“Criminally entertaining.”—Vanity Fair
“The Kills is not a typical thriller, but it has the pace and energy associated with the genre and it's already being compared to the work of John le Carre....House has taken a familiar form and made it fresh....Richly detailed, evocative prose.”—Out
“This is the kind of book that classics are made off.”—Amos Lassen, ReviewsByAmosLassen.com
“The Kills is a hugely ambitious and mesmerizing work, fresh and entertaining. Richard House is the real deal.”—Olen Steinhauer, New York Times-bestselling author of The Tourist and An American Spy
“This is a staggering achievement....Highly recommended.”—Daily Mail (London)
“Remarkable...Part Olen Steinhauer spy thriller and part Roberto Bolaño art novel...The Kills is a work of intense artistic conviction and demands a serious commitment from its readers. They'll be rewarded.”—Booklist
“Engrossing…Houses four-part, 1,000-page novel of corruption and murder is a heady page-turner. Already a hit in the U.K., The Kills trots the globe with professional killers and military contractors, and earns its comparisons to John le Carré with a healthy dose of political intrigue.”—Matthew Love, Time Out New York
“Richard Houses ambitious espionage novel, inspired by Roberto Bolano's 2666 and Zola's Les Rougon-Macquart, is comprised of four tightly linked books….It all adds up to an astonishing saga.”—Jane Ciabattari, BBC.com
“A sprawling, subterranean, sometimes-surreal novel of the new world order, longlisted for the Man Booker Prize, in which Bolaño and Pynchon wave in passing as we dodge between IEDs and sinister plots....Ambitious and often brilliant.”—Kirkus Reviews
“The Kills...takes you on a hell of a ride.”—The Daily Telegraph (London)
“The Kills by Richard House: The second section of this four-part novel is callexd 'The Massive'; it's a title that could have stood for the whole. House's sprawling quadruple-decker, longlisted for the Booker Prize, is a literary thriller set against the background of the Iraq War.”—Garth Risk Halberg, The Millions' Most Anticipated Books of 2014
“Richard House has written a damn good book....The Kills is possibly the most eyebrow-raising entry on this years Booker longlist....He is not your average novelist, but is also a filmmaker, artist, and magazine editor....If this all seems hifalutin, rest assured: The Kills is still all about spinning a good yarn.”—The Sunday Times (London)

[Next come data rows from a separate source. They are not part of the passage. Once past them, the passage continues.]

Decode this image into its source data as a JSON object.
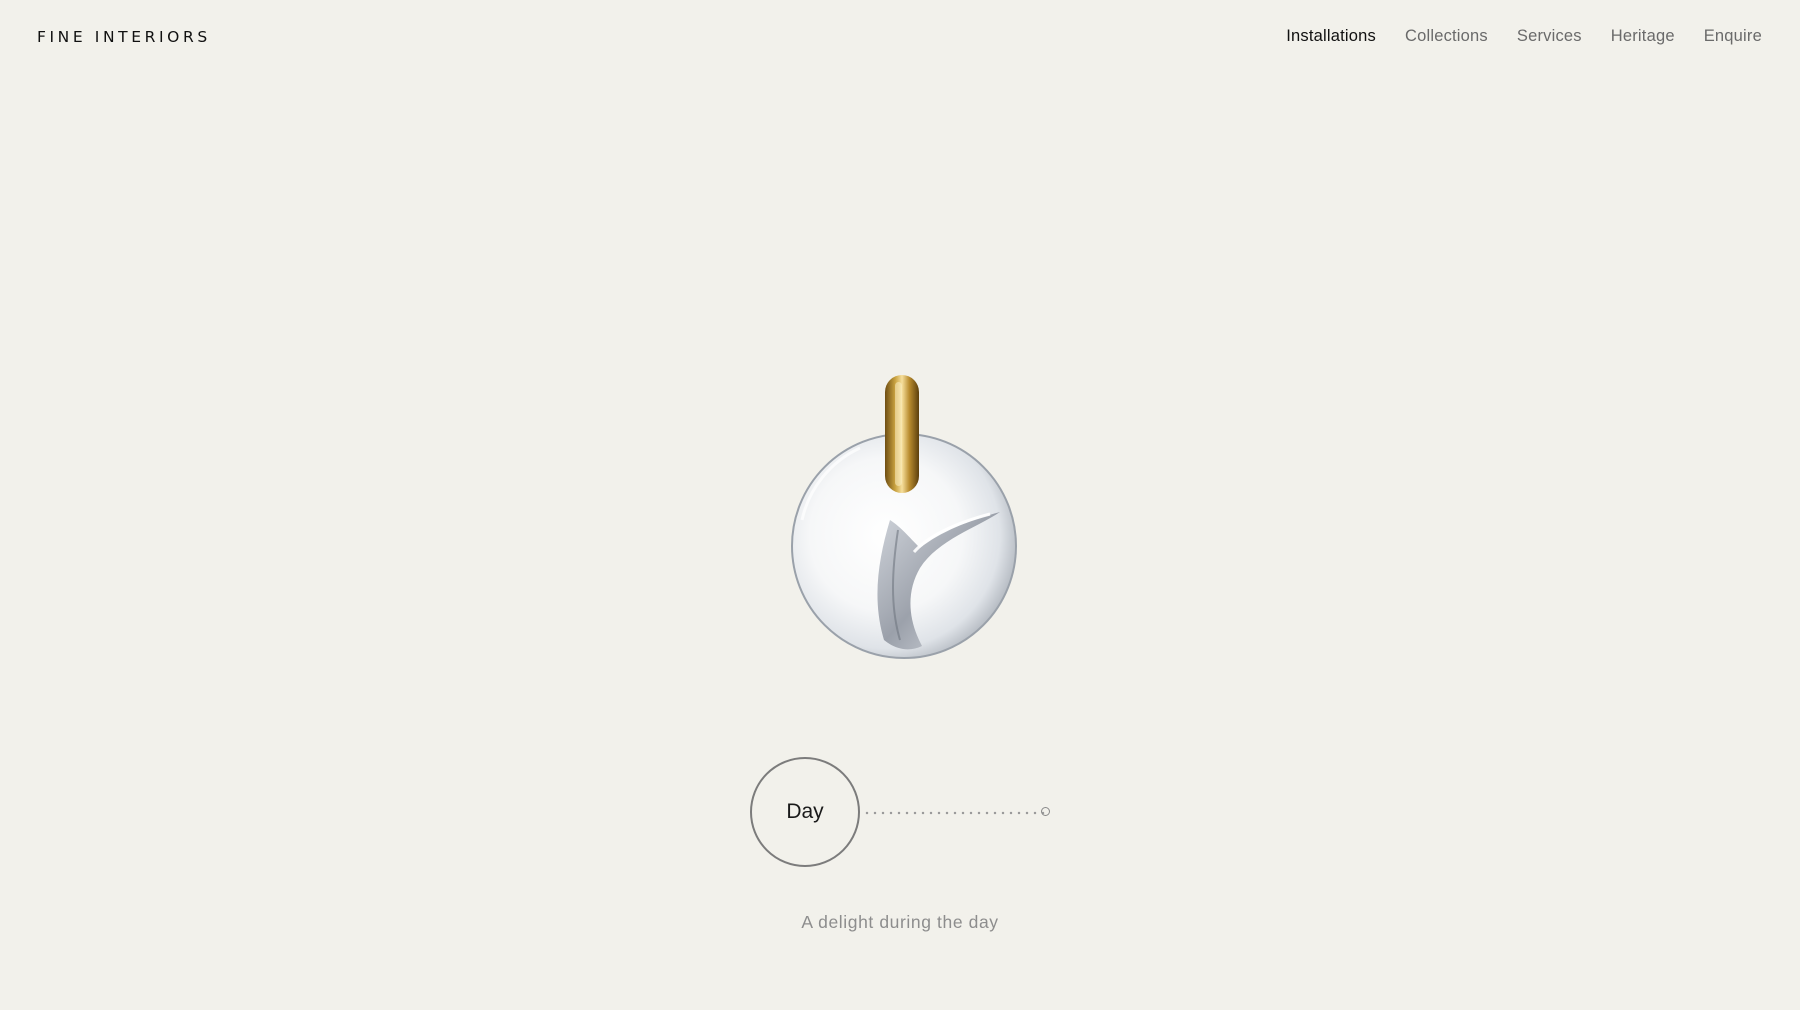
{
  "brand": {
    "logo_text": "FINE INTERIORS"
  },
  "nav": {
    "items": [
      {
        "label": "Installations",
        "active": true
      },
      {
        "label": "Collections",
        "active": false
      },
      {
        "label": "Services",
        "active": false
      },
      {
        "label": "Heritage",
        "active": false
      },
      {
        "label": "Enquire",
        "active": false
      }
    ]
  },
  "mode_toggle": {
    "current_label": "Day"
  },
  "caption": {
    "text": "A delight during the day"
  },
  "colors": {
    "background": "#f2f1eb",
    "active_nav": "#111111",
    "inactive_nav": "#6a6a6a",
    "brass": "#c9a240"
  }
}
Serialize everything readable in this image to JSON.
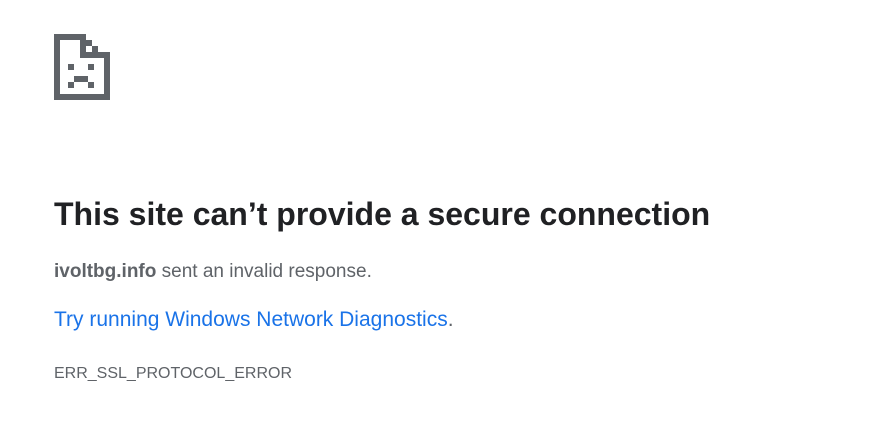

“A gigantic experiment, bracing, thrilling and worthy of a medal for narrative heroism, Richard Houses four-volume The Kills plays an epic set of variations on the shadow war for loot and influence behind the chaos of Iraq.”—Boyd Tonkin, The Independent (London), Books of the Year
“The novel I enjoyed most was Richard Houses sensational pile-driver, The Kills.”—Philip Hensher, The Guardian (London), Best Books of the Year

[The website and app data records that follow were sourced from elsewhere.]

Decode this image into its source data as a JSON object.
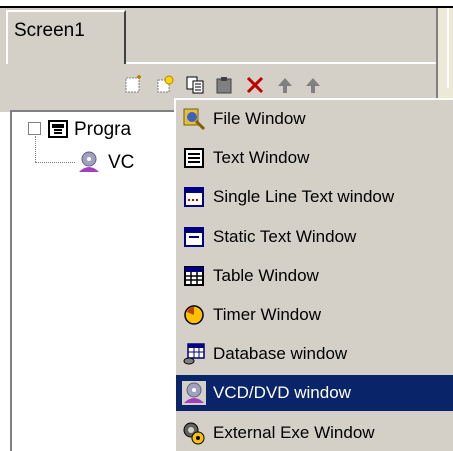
{
  "window": {
    "tabs": [
      {
        "label": "Screen1",
        "active": true
      }
    ]
  },
  "toolbar": {
    "icons": [
      "new-icon",
      "new-star-icon",
      "copy-icon",
      "paste-icon",
      "delete-icon",
      "move-up-icon",
      "move-down-icon"
    ]
  },
  "tree": {
    "root": {
      "expander": "⊟",
      "label": "Progra",
      "icon": "program-icon"
    },
    "child": {
      "label": "VC",
      "icon": "vcd-icon"
    }
  },
  "context_menu": {
    "items": [
      {
        "label": "File Window",
        "icon": "file-window-icon",
        "selected": false
      },
      {
        "label": "Text Window",
        "icon": "text-window-icon",
        "selected": false
      },
      {
        "label": "Single Line Text window",
        "icon": "single-line-text-icon",
        "selected": false
      },
      {
        "label": "Static Text Window",
        "icon": "static-text-icon",
        "selected": false
      },
      {
        "label": "Table Window",
        "icon": "table-window-icon",
        "selected": false
      },
      {
        "label": "Timer Window",
        "icon": "timer-window-icon",
        "selected": false
      },
      {
        "label": "Database window",
        "icon": "database-window-icon",
        "selected": false
      },
      {
        "label": "VCD/DVD window",
        "icon": "vcd-dvd-icon",
        "selected": true
      },
      {
        "label": "External Exe Window",
        "icon": "external-exe-icon",
        "selected": false
      }
    ]
  },
  "colors": {
    "face": "#d4d0c8",
    "highlight": "#0a246a",
    "highlight_text": "#ffffff"
  }
}
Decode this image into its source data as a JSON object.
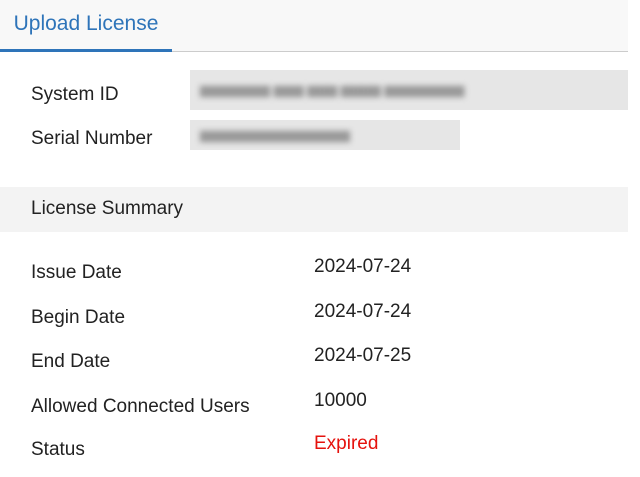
{
  "tab": {
    "label": "Upload License"
  },
  "system": {
    "system_id_label": "System ID",
    "serial_label": "Serial Number"
  },
  "summary": {
    "title": "License Summary",
    "rows": [
      {
        "label": "Issue Date",
        "value": "2024-07-24"
      },
      {
        "label": "Begin Date",
        "value": "2024-07-24"
      },
      {
        "label": "End Date",
        "value": "2024-07-25"
      },
      {
        "label": "Allowed Connected Users",
        "value": "10000"
      },
      {
        "label": "Status",
        "value": "Expired"
      }
    ]
  },
  "colors": {
    "accent": "#2e74b9",
    "expired": "#e5120d"
  }
}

“Richard Houses The Kills was the novel that impressed me most: a terrific unbuckled ride through global and intimate catastrophes, blood and billions.”—Philip Hensher, The Spectator (London), Best Books of the Year

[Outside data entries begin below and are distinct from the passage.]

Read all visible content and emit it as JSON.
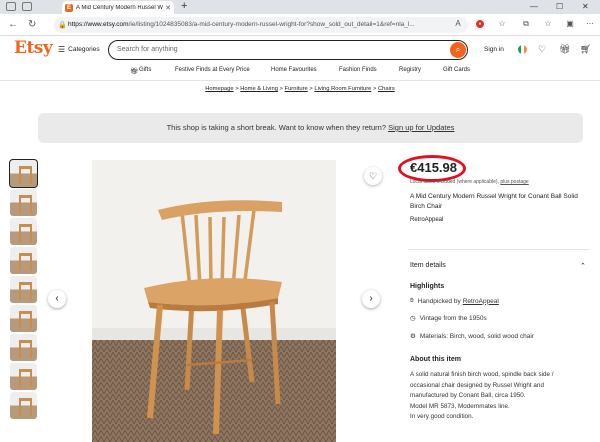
{
  "browser": {
    "tab_title": "A Mid Century Modern Russel Wright",
    "favicon_letter": "E",
    "url_host": "https://www.etsy.com",
    "url_path": "/ie/listing/1024835083/a-mid-century-modern-russel-wright-for?show_sold_out_detail=1&ref=nla_l..."
  },
  "header": {
    "logo": "Etsy",
    "categories_label": "Categories",
    "search_placeholder": "Search for anything",
    "signin_label": "Sign in"
  },
  "nav": {
    "items": [
      "Gifts",
      "Festive Finds at Every Price",
      "Home Favourites",
      "Fashion Finds",
      "Registry",
      "Gift Cards"
    ]
  },
  "breadcrumb": [
    "Homepage",
    "Home & Living",
    "Furniture",
    "Living Room Furniture",
    "Chairs"
  ],
  "notice": {
    "text": "This shop is taking a short break. Want to know when they return?",
    "link": "Sign up for Updates"
  },
  "product": {
    "price": "€415.98",
    "tax_note": "Local taxes included (where applicable),",
    "tax_link": "plus postage",
    "title": "A Mid Century Modern Russel Wright for Conant Ball Solid Birch Chair",
    "shop_name": "RetroAppeal",
    "item_details_label": "Item details",
    "highlights_label": "Highlights",
    "handpicked_prefix": "Handpicked by",
    "handpicked_shop": "RetroAppeal",
    "vintage": "Vintage from the 1950s",
    "materials": "Materials: Birch, wood, solid wood chair",
    "about_label": "About this item",
    "desc": [
      "A solid natural finish birch wood, spindle back side /",
      "occasional chair designed by Russel Wright and",
      "manufactured by Conant Ball, circa 1950.",
      "Model MR 5873, Modernmates line.",
      "In very good condition."
    ]
  },
  "colors": {
    "brand": "#f1641e",
    "highlight_oval": "#e01020"
  }
}
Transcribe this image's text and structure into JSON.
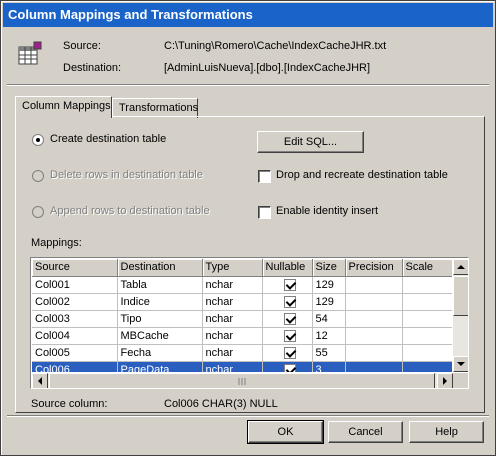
{
  "window": {
    "title": "Column Mappings and Transformations"
  },
  "header": {
    "source_label": "Source:",
    "source_value": "C:\\Tuning\\Romero\\Cache\\IndexCacheJHR.txt",
    "destination_label": "Destination:",
    "destination_value": "[AdminLuisNueva].[dbo].[IndexCacheJHR]",
    "icon": "table-grid-icon"
  },
  "tabs": [
    {
      "label": "Column Mappings",
      "active": true
    },
    {
      "label": "Transformations",
      "active": false
    }
  ],
  "options": {
    "create_table": {
      "label": "Create destination table",
      "checked": true,
      "enabled": true
    },
    "delete_rows": {
      "label": "Delete rows in destination table",
      "checked": false,
      "enabled": false
    },
    "append_rows": {
      "label": "Append rows to destination table",
      "checked": false,
      "enabled": false
    },
    "edit_sql_label": "Edit SQL...",
    "drop_recreate": {
      "label": "Drop and recreate destination table",
      "checked": false
    },
    "identity_insert": {
      "label": "Enable identity insert",
      "checked": false
    }
  },
  "mappings": {
    "label": "Mappings:",
    "columns": [
      "Source",
      "Destination",
      "Type",
      "Nullable",
      "Size",
      "Precision",
      "Scale"
    ],
    "rows": [
      {
        "source": "Col001",
        "destination": "Tabla",
        "type": "nchar",
        "nullable": true,
        "size": "129",
        "precision": "",
        "scale": ""
      },
      {
        "source": "Col002",
        "destination": "Indice",
        "type": "nchar",
        "nullable": true,
        "size": "129",
        "precision": "",
        "scale": ""
      },
      {
        "source": "Col003",
        "destination": "Tipo",
        "type": "nchar",
        "nullable": true,
        "size": "54",
        "precision": "",
        "scale": ""
      },
      {
        "source": "Col004",
        "destination": "MBCache",
        "type": "nchar",
        "nullable": true,
        "size": "12",
        "precision": "",
        "scale": ""
      },
      {
        "source": "Col005",
        "destination": "Fecha",
        "type": "nchar",
        "nullable": true,
        "size": "55",
        "precision": "",
        "scale": ""
      },
      {
        "source": "Col006",
        "destination": "PageData",
        "type": "nchar",
        "nullable": true,
        "size": "3",
        "precision": "",
        "scale": ""
      }
    ],
    "selected_row": 5
  },
  "status": {
    "source_column_label": "Source column:",
    "source_column_value": "Col006 CHAR(3) NULL"
  },
  "buttons": {
    "ok": "OK",
    "cancel": "Cancel",
    "help": "Help"
  },
  "colors": {
    "title_bar": "#1a63c8",
    "selection": "#2b5fbf",
    "face": "#d4d0c8"
  }
}
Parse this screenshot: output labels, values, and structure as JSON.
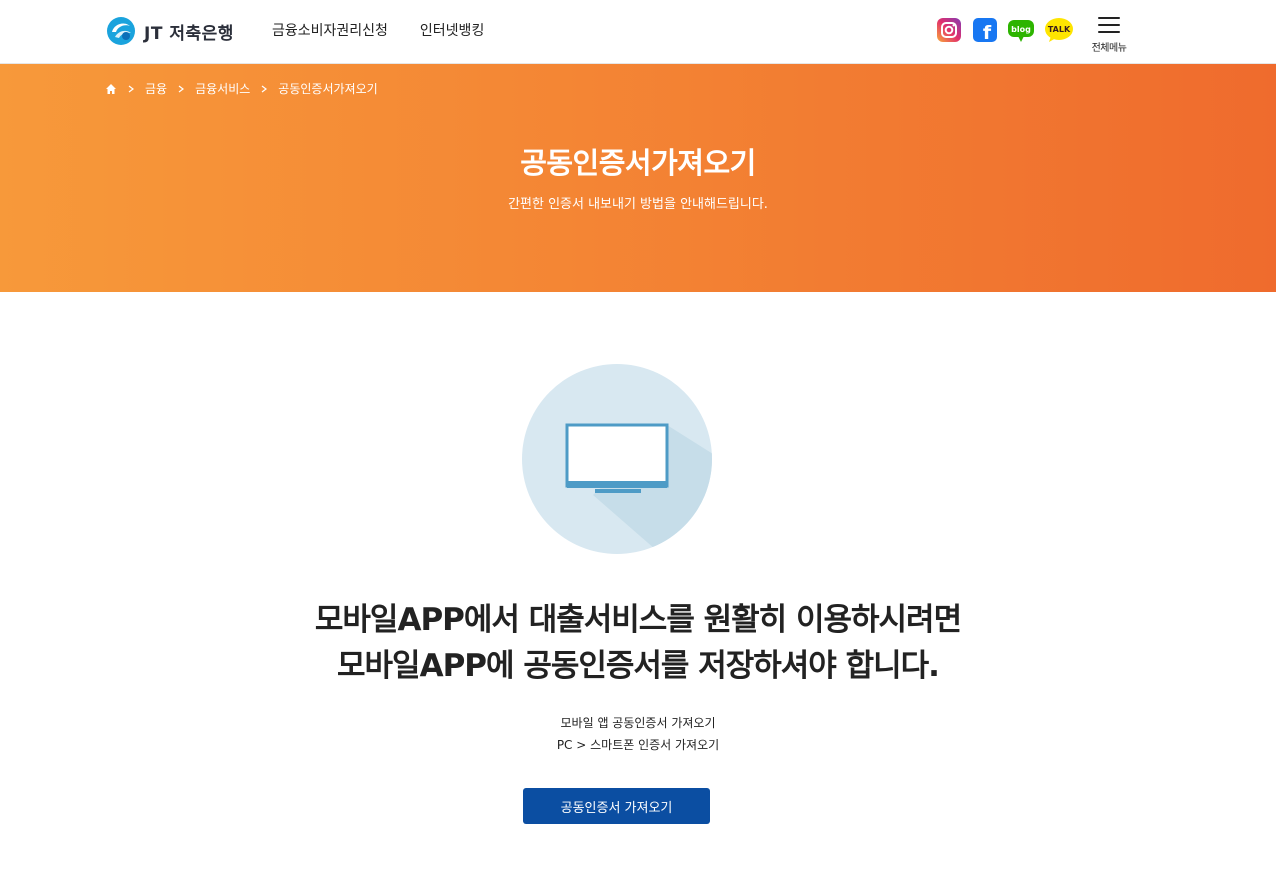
{
  "header": {
    "logo_text": "JT 저축은행",
    "nav": [
      {
        "label": "금융소비자권리신청"
      },
      {
        "label": "인터넷뱅킹"
      }
    ],
    "social": [
      {
        "name": "instagram-icon"
      },
      {
        "name": "facebook-icon",
        "glyph": "f"
      },
      {
        "name": "blog-icon",
        "glyph": "blog"
      },
      {
        "name": "kakaotalk-icon",
        "glyph": "TALK"
      }
    ],
    "menu_label": "전체메뉴"
  },
  "colors": {
    "banner_start": "#f7993a",
    "banner_end": "#ef6b2d",
    "cta": "#0b4ea2",
    "illus_circle": "#d8e8f1",
    "monitor": "#4e9bc6"
  },
  "breadcrumb": {
    "home_icon": "home-icon",
    "items": [
      "금융",
      "금융서비스",
      "공동인증서가져오기"
    ]
  },
  "banner": {
    "title": "공동인증서가져오기",
    "subtitle": "간편한 인증서 내보내기 방법을 안내해드립니다."
  },
  "main": {
    "illustration_icon": "monitor-icon",
    "headline_lines": [
      "모바일APP에서 대출서비스를 원활히 이용하시려면",
      "모바일APP에 공동인증서를 저장하셔야 합니다."
    ],
    "links": [
      "모바일 앱 공동인증서 가져오기",
      "PC > 스마트폰 인증서 가져오기"
    ],
    "cta_label": "공동인증서 가져오기"
  }
}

A MASTERWORK OF INTERNATIONAL INTRIGUE SET IN THE ASHES OF WAR-TORN IRAQ, ITALY, AND AREAS IN BETWEEN.
The Kills is an epic novel of crime and conspiracy told in four books. It begins with a man on the run and ends with a burned body. Moving across continents, characters, and genres, there will be no more ambitious or exciting novel published this year.
About the Author
Richard House is a writer, artist, filmmaker, and teacher. He is the author of two short dark novels, Bruiser and Uninvited, published by Ira Silverberg in the Serpents Tail High Risk series. He is a member of the Chicago-based collaborative Haha, whose work has appeared at the New Museum, New York; the Museum of Contemporary Art, Chicago; and the Venice Biennale. He teaches at the University of Birmingham and is the editor of Fatboy Review, a digital literary magazine.